* _Source data_:
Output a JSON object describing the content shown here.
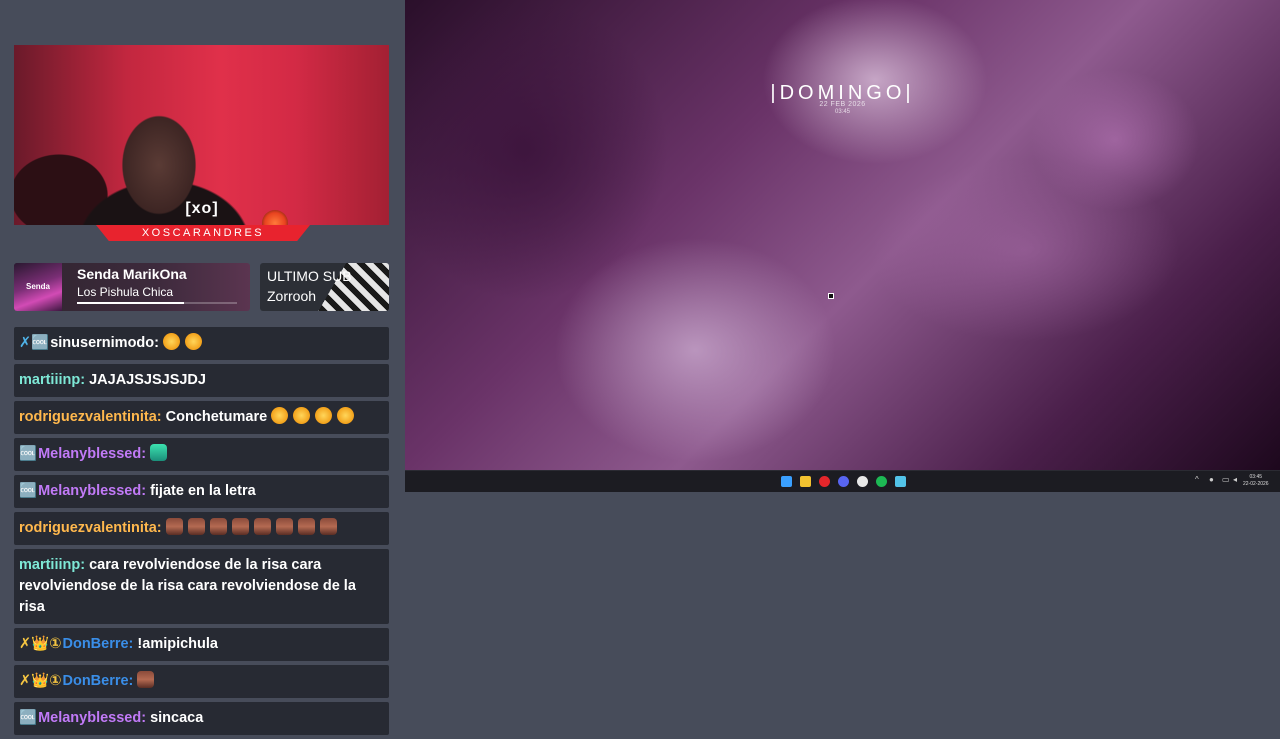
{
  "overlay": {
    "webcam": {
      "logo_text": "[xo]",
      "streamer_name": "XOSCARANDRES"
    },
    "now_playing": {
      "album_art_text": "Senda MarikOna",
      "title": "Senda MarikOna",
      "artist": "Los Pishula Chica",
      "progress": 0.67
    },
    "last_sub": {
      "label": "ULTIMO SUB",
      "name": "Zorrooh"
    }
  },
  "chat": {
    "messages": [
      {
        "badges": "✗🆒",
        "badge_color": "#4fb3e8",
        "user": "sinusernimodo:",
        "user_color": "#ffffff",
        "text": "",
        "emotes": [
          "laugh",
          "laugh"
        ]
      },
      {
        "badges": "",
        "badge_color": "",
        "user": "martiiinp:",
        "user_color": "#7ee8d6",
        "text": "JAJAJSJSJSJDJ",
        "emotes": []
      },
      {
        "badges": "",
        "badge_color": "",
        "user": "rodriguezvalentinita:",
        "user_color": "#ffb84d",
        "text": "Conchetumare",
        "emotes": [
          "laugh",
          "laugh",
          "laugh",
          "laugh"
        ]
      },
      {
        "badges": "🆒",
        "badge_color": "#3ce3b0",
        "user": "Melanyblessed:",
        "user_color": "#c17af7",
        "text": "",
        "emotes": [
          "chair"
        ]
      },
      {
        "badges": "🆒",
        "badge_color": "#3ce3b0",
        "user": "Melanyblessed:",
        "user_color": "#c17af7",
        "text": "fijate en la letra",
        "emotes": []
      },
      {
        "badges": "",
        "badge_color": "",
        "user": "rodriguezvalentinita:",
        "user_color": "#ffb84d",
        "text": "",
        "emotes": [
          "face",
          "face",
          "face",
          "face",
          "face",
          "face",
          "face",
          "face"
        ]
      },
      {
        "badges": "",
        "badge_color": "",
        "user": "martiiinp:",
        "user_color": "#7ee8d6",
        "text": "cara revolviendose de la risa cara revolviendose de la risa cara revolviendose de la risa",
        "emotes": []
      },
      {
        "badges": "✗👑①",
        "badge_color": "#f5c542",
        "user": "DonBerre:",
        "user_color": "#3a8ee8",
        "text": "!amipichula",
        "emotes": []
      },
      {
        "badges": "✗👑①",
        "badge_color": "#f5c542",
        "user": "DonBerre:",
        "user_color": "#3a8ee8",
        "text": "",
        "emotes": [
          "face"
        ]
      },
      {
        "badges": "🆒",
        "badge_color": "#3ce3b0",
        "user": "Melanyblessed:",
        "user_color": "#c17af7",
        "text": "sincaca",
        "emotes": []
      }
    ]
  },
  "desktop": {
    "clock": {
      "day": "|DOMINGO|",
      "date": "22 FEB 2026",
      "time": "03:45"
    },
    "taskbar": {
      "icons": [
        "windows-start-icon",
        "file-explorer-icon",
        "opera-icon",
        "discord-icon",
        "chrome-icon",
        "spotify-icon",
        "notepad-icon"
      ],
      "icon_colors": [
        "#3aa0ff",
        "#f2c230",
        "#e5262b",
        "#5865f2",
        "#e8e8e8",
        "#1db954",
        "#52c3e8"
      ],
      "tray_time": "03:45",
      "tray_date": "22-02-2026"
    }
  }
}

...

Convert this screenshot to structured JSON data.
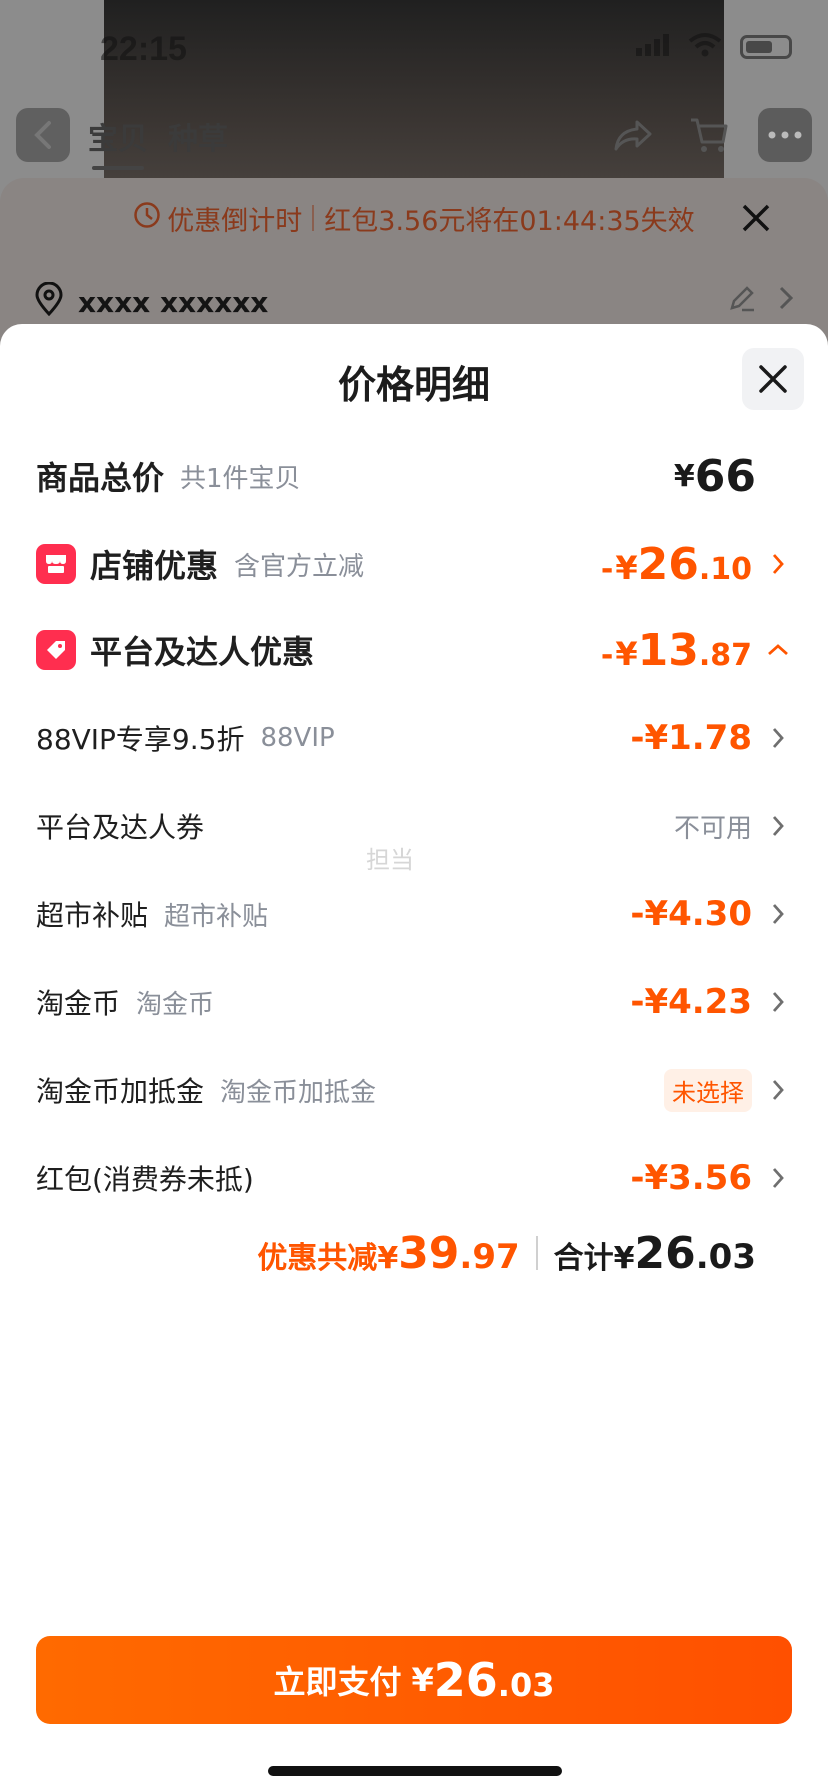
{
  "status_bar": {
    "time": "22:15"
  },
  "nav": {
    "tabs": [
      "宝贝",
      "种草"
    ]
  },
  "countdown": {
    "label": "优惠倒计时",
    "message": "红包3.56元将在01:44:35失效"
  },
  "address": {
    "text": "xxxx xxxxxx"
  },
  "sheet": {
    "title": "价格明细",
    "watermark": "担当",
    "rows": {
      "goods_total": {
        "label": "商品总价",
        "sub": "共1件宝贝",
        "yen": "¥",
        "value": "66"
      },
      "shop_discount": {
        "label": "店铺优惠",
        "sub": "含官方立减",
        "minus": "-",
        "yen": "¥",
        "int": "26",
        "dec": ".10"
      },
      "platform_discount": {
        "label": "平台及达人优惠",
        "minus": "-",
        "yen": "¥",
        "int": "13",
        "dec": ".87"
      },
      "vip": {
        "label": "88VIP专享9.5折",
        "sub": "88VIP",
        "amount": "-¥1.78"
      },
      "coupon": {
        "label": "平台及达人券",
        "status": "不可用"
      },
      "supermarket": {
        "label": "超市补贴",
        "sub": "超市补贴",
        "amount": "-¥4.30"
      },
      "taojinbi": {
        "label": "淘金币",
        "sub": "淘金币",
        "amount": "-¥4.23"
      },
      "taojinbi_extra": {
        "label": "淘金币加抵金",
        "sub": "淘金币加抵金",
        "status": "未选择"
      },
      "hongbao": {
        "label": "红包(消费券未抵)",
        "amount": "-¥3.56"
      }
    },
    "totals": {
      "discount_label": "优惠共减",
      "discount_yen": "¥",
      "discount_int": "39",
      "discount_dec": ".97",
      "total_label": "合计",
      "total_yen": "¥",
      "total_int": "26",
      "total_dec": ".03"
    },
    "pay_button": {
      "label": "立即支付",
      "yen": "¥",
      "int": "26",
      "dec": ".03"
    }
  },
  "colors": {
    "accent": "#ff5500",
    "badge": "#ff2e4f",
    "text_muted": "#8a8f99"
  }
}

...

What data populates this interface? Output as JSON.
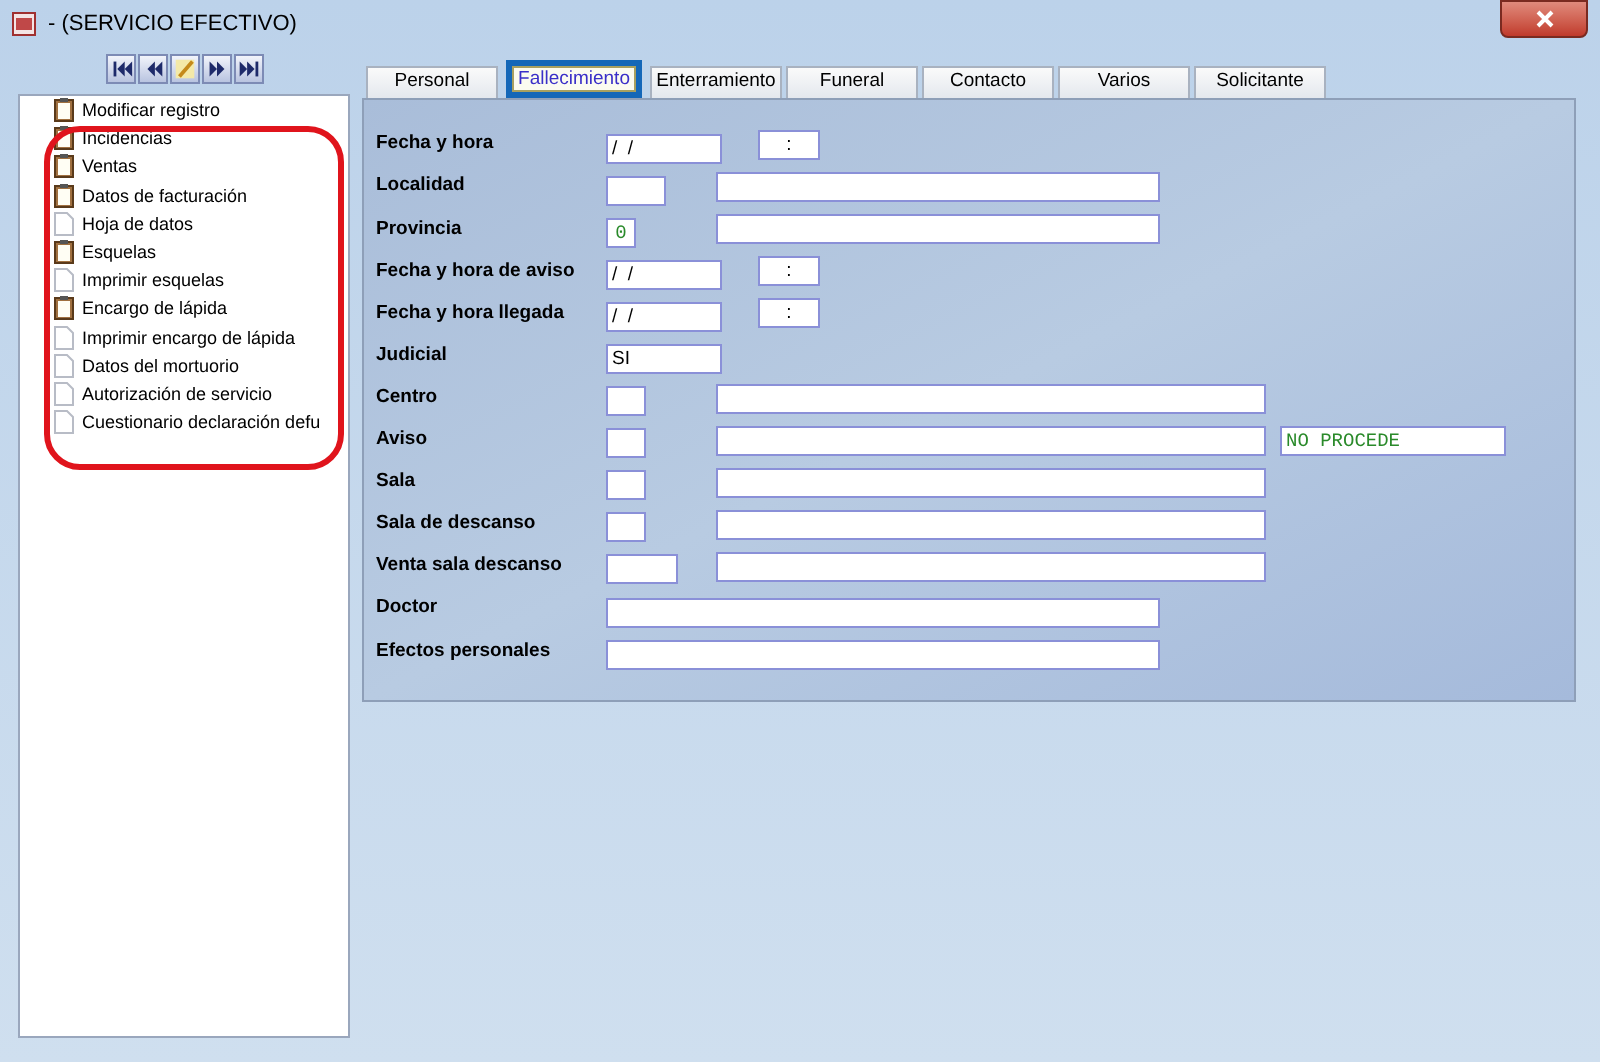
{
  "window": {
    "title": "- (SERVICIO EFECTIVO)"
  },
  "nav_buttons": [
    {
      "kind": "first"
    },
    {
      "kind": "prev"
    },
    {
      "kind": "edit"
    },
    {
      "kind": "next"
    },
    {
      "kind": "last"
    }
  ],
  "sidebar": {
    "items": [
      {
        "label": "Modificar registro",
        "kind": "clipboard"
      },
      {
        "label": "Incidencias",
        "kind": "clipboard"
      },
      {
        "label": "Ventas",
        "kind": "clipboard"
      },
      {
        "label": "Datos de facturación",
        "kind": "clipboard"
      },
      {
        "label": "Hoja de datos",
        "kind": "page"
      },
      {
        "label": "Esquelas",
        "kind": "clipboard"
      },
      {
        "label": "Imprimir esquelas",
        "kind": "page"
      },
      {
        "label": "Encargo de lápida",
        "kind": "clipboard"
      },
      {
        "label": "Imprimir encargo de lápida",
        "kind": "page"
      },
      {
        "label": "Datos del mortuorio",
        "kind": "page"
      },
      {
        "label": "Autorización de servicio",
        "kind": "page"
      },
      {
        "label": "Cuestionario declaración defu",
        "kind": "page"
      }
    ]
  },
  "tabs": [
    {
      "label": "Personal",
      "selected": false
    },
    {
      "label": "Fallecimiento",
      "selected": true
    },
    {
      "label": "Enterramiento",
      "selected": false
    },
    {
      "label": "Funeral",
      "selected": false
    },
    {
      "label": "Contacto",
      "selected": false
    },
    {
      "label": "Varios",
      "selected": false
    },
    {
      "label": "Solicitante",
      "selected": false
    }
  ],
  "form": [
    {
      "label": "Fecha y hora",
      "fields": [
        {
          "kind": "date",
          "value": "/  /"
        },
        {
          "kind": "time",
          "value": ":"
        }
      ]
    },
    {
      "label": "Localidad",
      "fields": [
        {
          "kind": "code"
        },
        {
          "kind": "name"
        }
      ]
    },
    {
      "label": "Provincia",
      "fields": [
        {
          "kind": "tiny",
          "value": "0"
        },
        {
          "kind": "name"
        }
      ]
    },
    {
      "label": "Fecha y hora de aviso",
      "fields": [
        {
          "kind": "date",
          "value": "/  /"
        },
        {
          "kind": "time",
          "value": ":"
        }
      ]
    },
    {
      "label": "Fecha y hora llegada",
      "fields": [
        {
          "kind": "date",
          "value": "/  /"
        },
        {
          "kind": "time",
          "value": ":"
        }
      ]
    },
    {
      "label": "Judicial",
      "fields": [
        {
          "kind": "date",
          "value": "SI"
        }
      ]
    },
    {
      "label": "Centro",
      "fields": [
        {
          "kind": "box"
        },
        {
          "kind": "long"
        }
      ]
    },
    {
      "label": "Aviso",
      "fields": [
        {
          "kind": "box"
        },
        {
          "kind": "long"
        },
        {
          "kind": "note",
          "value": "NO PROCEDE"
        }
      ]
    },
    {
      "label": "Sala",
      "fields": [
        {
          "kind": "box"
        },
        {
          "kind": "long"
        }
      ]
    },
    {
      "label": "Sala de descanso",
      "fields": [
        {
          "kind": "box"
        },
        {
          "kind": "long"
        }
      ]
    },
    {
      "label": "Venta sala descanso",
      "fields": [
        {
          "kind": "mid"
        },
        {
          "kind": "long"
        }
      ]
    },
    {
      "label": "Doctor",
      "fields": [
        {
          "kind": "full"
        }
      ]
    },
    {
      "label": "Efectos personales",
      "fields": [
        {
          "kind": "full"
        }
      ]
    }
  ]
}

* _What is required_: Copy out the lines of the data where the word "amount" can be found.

* _Your response_:
        "amount": "-¥1.78"
        "amount": "-¥4.30"
        "amount": "-¥4.23"
        "amount": "-¥3.56"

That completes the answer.